(Your assignment): Copy every record below exactly as written, but leave out the pictures.

(Beginning of Provided records)

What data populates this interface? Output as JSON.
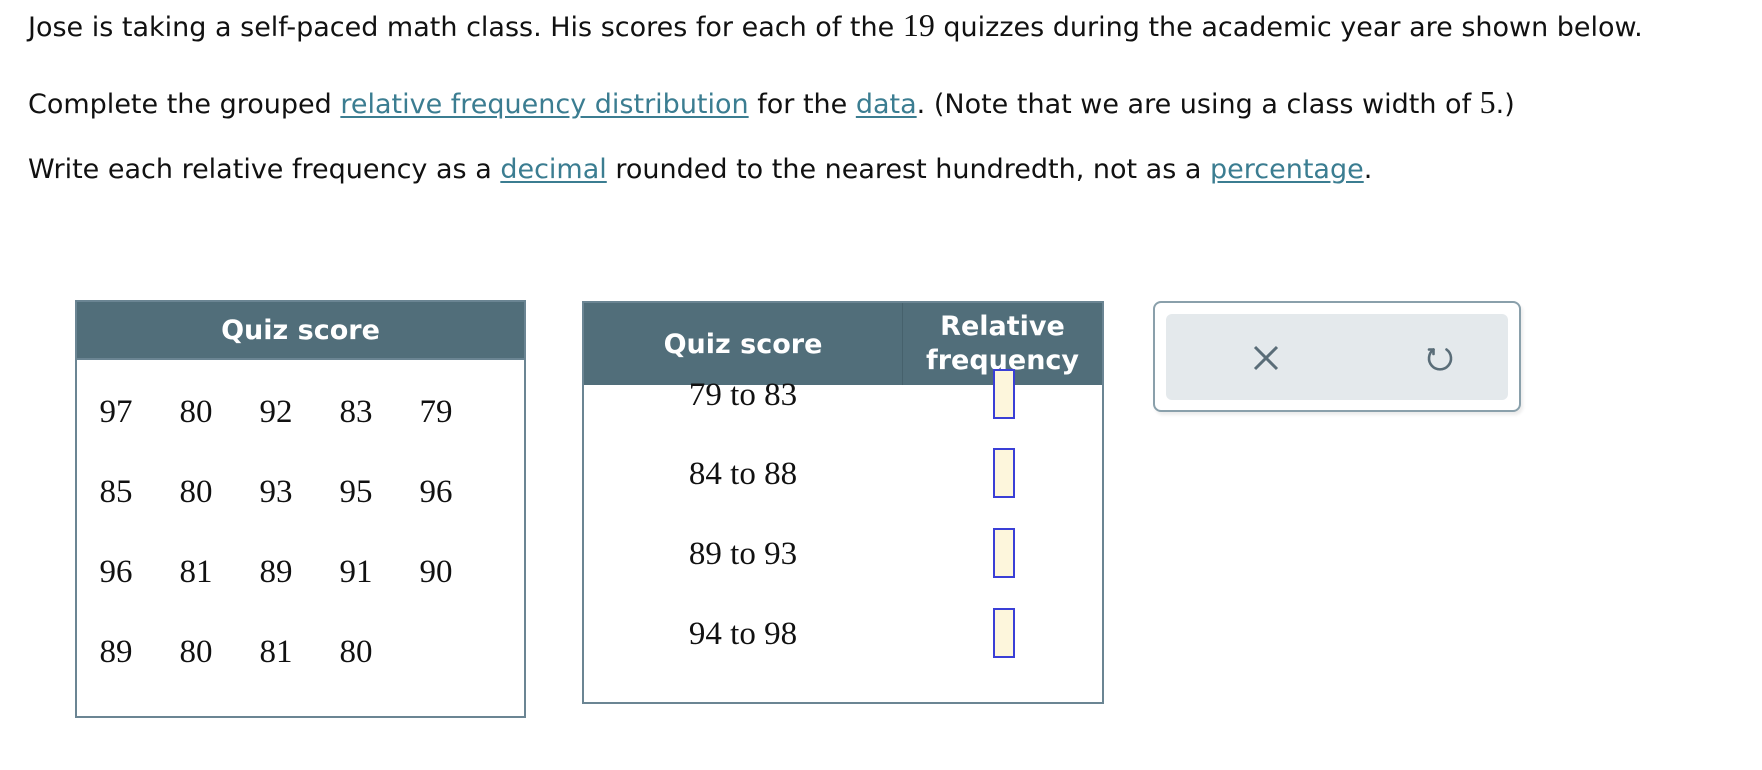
{
  "prompt": {
    "line1_a": "Jose is taking a self-paced math class. His scores for each of the ",
    "line1_n": "19",
    "line1_b": " quizzes during the academic year are shown below.",
    "line2_a": "Complete the grouped ",
    "line2_link1": "relative frequency distribution",
    "line2_b": " for the ",
    "line2_link2": "data",
    "line2_c": ". (Note that we are using a class width of ",
    "line2_n": "5",
    "line2_d": ".)",
    "line3_a": "Write each relative frequency as a ",
    "line3_link1": "decimal",
    "line3_b": " rounded to the nearest hundredth, not as a ",
    "line3_link2": "percentage",
    "line3_c": "."
  },
  "data_table": {
    "header": "Quiz score",
    "rows": [
      [
        "97",
        "80",
        "92",
        "83",
        "79"
      ],
      [
        "85",
        "80",
        "93",
        "95",
        "96"
      ],
      [
        "96",
        "81",
        "89",
        "91",
        "90"
      ],
      [
        "89",
        "80",
        "81",
        "80"
      ]
    ]
  },
  "freq_table": {
    "col1": "Quiz score",
    "col2": "Relative frequency",
    "rows": [
      {
        "label": "79 to 83",
        "value": ""
      },
      {
        "label": "84 to 88",
        "value": ""
      },
      {
        "label": "89 to 93",
        "value": ""
      },
      {
        "label": "94 to 98",
        "value": ""
      }
    ]
  },
  "tools": {
    "clear": "clear-icon",
    "undo": "undo-icon"
  }
}
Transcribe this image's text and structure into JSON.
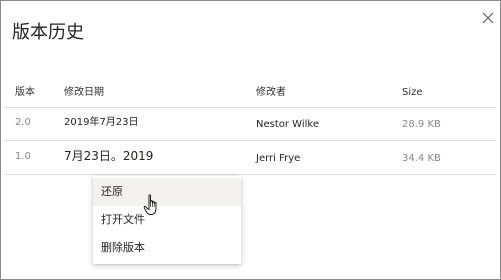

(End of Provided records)

(Task result):
What data populates this interface? Output as JSON.
{
  "prompt": {
    "line1_a": "Jose is taking a self-paced math class. His scores for each of the ",
    "line1_n": "19",
    "line1_b": " quizzes during the academic year are shown below.",
    "line2_a": "Complete the grouped ",
    "line2_link1": "relative frequency distribution",
    "line2_b": " for the ",
    "line2_link2": "data",
    "line2_c": ". (Note that we are using a class width of ",
    "line2_n": "5",
    "line2_d": ".)",
    "line3_a": "Write each relative frequency as a ",
    "line3_link1": "decimal",
    "line3_b": " rounded to the nearest hundredth, not as a ",
    "line3_link2": "percentage",
    "line3_c": "."
  },
  "data_table": {
    "header": "Quiz score",
    "rows": [
      [
        "97",
        "80",
        "92",
        "83",
        "79"
      ],
      [
        "85",
        "80",
        "93",
        "95",
        "96"
      ],
      [
        "96",
        "81",
        "89",
        "91",
        "90"
      ],
      [
        "89",
        "80",
        "81",
        "80"
      ]
    ]
  },
  "freq_table": {
    "col1": "Quiz score",
    "col2": "Relative frequency",
    "rows": [
      {
        "label": "79 to 83",
        "value": ""
      },
      {
        "label": "84 to 88",
        "value": ""
      },
      {
        "label": "89 to 93",
        "value": ""
      },
      {
        "label": "94 to 98",
        "value": ""
      }
    ]
  },
  "tools": {
    "clear": "clear-icon",
    "undo": "undo-icon"
  }
}
Transcribe this image's text and structure into JSON.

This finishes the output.